Swashbuckling means you have to keep the pace brisk, and the mood has to be one of adventure and daring. My friends have started to make characters, and while we have decided to start the game at sea, we will probably try to swing from at least one chandelier, and at least have one chase involving horse dawn carriages. My image of how swashbuckling works, is to have iconic settings and iconic dramatic situations presented in swift succession to get that feeling we all look for in such a game.
Now, anyone can line up a few villains, a few chases and a fencing scene or two. Making it sing and dance demands a rhythm, a beat, to keep everyone dancing the same dance.
Swashbuckling is, I claim, not a genre, but a way to approach your game. I suggest the following.
- Chases - there must be quick transitions between scenes. If you don't just gloss over a bit of travel, it should be a chase.
- Witty banter - whatever you do, you have to whip out witty one liners. The problem hwre of course is that not all of us are that quick thinking. 7th Sea have something called The Repartee system, usable for tauting and intimidating people while you cross swords. I like that game system support for such a thing.

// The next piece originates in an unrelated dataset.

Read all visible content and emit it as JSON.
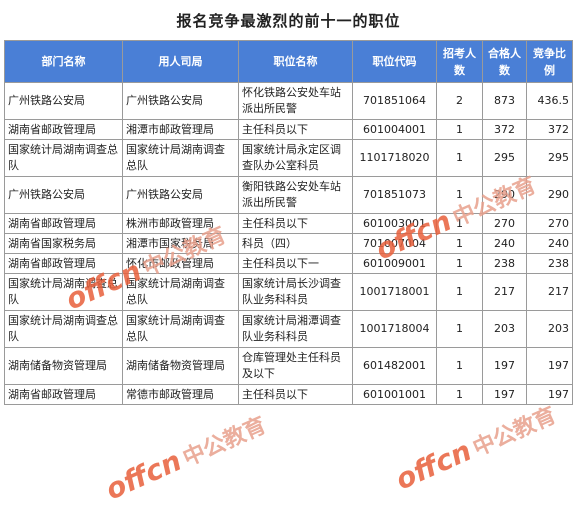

- Swinging, sliding and jumping - I designed a S&W swashbuckler class in an earlier post, and tried to get this in there. I think swinging from chandeliers is the thing for swashbuckling. Oddly, most gamesystem give you penalties when doing something at the same time as swinging a sword. To make this kind of action happen you should give bonuses for every action you take while fighting! The only game I know of that does it is Wushu. 7th Sea uses something called Drama Dice, which you can use to increase the chance of success. A good idea, but maybe having to roll at all is a bad idea?